The commission also authorized the Wyoming Game and Fish Department to conduct four public meetings the week of Sept. 17 in Pinedale, Lander, Casper and Cody. At each of the meetings, department personnel will discuss the draft revised plan and accept written comments. The meetings will run from 7 to 9 p.m. at the following locations:

Pinedale: Sept. 17 -- Public Library Meeting Room
Lander: Sept. 18 -- Lander Community Center
Casper: Sept. 19 -- Casper WGFD Office, Pronghorn Room
Cody: Sept. 20 -- Holiday Inn

Those interested in commenting on the draft revised plan must do so either in writing or electronically through the Game and Fish’s electronic commenting system at the department’s Web site from Sept. 10 to Oct. 10. The department will not be accepting verbal comments or e-mail comments. Written comments can be submitted at the public meetings or mailed to: Wolf Comments, Wyoming Game and Fish Department, 5400 Bishop Blvd., Cheyenne, WY 82006.

The commission will review the public comments prior to its next meeting, Nov. 15-16 in Thermopolis. At that meeting, the commission will adopt a final revised Wyoming Gray Wolf Management Plan.

The latest draft of Wyoming’s wolf plan includes several changes submitted by the U.S. Fish and Wildlife Service. According to Game and Fish Director Terry Cleveland, the latest draft of Wyoming’s wolf plan, if approved by the commission, will likely be accepted by the U.S. Fish and Wildlife Service and lead to removal of wolves from the Endangered Species List in the Northern Rocky Mountains.

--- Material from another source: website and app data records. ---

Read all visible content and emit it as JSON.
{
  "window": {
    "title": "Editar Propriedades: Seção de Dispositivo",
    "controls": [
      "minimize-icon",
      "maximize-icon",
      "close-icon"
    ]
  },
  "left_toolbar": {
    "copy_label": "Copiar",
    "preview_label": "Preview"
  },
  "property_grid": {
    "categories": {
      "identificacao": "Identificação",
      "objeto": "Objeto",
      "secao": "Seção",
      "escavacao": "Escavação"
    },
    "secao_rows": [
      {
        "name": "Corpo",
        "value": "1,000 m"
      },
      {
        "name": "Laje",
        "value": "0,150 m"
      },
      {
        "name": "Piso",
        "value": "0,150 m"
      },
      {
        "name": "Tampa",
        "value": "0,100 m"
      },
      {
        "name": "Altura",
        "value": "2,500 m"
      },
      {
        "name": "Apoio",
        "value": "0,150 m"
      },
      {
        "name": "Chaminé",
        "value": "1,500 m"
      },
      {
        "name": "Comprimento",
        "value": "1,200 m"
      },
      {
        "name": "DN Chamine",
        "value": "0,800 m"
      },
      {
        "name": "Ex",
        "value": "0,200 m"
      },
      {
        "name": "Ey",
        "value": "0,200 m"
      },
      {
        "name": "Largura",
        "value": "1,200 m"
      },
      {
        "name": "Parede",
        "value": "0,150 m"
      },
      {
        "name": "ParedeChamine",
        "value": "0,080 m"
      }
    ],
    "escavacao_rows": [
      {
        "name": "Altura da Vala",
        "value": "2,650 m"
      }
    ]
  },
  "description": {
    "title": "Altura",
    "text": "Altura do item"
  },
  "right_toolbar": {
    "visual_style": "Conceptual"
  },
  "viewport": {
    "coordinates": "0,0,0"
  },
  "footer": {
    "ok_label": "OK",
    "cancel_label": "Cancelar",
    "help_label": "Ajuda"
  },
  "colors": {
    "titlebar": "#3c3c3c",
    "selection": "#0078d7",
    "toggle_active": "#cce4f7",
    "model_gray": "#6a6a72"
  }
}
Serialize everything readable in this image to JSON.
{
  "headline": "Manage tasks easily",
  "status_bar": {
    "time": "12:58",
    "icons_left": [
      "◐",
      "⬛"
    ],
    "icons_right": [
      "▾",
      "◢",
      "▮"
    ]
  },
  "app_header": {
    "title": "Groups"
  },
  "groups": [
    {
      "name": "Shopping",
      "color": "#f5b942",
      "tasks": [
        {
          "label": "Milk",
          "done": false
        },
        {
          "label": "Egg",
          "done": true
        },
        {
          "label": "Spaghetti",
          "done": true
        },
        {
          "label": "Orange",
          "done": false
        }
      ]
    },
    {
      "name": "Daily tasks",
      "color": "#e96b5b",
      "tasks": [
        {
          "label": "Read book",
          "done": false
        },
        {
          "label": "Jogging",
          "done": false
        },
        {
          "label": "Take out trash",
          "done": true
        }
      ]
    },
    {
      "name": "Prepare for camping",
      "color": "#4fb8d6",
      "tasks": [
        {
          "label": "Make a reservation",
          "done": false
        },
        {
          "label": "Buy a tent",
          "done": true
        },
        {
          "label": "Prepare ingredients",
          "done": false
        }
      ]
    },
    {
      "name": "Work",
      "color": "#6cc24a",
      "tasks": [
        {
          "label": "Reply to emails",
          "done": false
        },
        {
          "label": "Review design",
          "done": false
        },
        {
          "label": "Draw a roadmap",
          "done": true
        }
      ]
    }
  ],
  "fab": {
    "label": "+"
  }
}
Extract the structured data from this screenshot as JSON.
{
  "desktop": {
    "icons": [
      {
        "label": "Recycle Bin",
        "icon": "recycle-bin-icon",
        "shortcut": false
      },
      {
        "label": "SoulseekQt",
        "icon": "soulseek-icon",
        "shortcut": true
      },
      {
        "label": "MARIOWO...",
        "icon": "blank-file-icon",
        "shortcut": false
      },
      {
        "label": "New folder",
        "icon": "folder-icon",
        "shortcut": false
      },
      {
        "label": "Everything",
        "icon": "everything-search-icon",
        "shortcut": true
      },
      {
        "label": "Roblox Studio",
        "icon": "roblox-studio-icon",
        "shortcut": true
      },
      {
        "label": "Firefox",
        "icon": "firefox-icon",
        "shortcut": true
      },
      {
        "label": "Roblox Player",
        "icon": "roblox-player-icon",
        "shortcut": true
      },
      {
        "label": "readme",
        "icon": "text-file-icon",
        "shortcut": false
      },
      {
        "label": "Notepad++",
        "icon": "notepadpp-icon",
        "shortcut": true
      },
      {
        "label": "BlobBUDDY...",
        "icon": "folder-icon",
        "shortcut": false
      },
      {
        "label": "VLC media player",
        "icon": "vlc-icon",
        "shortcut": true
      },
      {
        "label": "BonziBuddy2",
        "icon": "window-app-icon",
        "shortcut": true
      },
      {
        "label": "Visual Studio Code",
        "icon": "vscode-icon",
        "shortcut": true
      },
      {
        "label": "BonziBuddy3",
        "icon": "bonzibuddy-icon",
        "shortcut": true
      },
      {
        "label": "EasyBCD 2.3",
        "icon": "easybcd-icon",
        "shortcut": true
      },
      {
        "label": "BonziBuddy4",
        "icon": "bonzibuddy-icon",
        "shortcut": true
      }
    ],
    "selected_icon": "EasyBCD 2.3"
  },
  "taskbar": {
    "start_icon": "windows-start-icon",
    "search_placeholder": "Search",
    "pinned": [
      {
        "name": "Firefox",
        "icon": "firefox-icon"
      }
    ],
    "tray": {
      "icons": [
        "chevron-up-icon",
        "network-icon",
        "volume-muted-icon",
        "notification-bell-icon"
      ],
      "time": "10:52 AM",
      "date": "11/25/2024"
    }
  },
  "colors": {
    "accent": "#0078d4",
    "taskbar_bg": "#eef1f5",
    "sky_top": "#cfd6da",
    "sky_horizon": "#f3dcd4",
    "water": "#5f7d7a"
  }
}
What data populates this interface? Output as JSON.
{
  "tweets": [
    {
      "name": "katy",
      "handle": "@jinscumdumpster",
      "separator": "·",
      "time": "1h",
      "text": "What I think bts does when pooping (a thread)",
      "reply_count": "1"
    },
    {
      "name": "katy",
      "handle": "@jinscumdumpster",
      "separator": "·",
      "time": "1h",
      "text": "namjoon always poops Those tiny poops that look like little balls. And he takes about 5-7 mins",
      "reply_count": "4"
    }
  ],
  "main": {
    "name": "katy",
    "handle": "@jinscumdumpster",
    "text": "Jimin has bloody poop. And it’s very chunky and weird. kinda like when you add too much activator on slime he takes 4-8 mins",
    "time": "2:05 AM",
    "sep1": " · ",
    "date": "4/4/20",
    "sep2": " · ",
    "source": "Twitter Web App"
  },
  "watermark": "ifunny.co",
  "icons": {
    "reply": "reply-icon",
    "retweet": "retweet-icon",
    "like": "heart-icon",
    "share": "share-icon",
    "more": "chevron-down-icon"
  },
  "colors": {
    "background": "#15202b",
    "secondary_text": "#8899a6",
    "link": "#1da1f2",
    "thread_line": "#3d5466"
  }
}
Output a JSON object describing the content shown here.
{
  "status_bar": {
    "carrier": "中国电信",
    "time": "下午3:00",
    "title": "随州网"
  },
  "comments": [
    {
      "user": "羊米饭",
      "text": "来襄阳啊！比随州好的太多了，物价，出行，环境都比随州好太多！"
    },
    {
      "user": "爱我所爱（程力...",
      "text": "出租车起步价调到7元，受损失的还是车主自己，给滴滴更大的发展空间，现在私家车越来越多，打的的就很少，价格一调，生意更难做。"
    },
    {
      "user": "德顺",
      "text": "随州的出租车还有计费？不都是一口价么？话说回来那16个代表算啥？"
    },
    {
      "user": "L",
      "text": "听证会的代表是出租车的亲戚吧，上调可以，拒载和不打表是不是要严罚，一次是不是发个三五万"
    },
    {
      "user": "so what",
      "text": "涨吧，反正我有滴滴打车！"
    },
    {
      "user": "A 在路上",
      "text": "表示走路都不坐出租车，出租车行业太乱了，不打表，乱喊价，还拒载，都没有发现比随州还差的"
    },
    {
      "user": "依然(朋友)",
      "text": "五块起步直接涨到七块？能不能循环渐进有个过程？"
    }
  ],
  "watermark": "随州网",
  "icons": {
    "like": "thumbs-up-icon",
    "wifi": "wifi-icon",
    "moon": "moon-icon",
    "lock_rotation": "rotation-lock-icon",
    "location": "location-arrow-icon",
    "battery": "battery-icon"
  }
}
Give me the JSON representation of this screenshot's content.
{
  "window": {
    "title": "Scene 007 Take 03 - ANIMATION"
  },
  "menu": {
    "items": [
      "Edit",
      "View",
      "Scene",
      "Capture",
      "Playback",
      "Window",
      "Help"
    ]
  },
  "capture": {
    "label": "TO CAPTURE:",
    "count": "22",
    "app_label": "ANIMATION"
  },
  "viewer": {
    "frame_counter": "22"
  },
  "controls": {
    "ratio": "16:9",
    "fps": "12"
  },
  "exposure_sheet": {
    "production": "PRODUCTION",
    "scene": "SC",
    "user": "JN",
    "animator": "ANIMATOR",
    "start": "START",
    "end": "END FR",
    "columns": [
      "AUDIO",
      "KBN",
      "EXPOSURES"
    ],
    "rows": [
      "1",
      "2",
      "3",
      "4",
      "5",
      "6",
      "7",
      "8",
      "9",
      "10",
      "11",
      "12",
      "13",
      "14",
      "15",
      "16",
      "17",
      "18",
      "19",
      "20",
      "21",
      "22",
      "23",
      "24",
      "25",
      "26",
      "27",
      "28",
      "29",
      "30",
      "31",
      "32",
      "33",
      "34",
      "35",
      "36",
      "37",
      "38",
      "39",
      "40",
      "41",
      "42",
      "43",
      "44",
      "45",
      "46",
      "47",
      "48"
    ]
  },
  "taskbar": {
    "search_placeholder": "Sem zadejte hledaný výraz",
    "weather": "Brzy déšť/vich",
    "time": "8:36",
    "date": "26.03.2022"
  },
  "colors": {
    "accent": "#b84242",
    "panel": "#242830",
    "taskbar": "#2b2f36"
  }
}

After delisting, the Game and Fish will assume management of wolves in that portion of the state where wolves will be classified as trophy game animals. In the remaining portions of the state, gray wolves will be classified as predatory animals. Wyoming’s original wolf plan was rejected by the Fish and Wildlife Service in 2004.

The new draft plan is consistent with the requirements of House Bill 0213, passed by the 2007 Wyoming Legislature. The department believes the plan is also consistent with US Fish and Wildlife Service requirements for acceptance of the plan.

The Fish and Wildlife Service has determined that 15 breeding pairs of wolves will ensure Wyoming’s share of a fully recovered population. Wyoming’s draft plan commits the Game and Fish to maintaining at least seven breeding pairs of wolves located in the state and primarily outside of Yellowstone and Grand Teton national parks and John D. Rockefeller Memorial Parkway. The remaining breeding pairs will be located primarily within Yellowstone and Grand Teton national parks and John D. Rockefeller Memorial Parkway. (contact: Eric Keszler (307) 777-4594)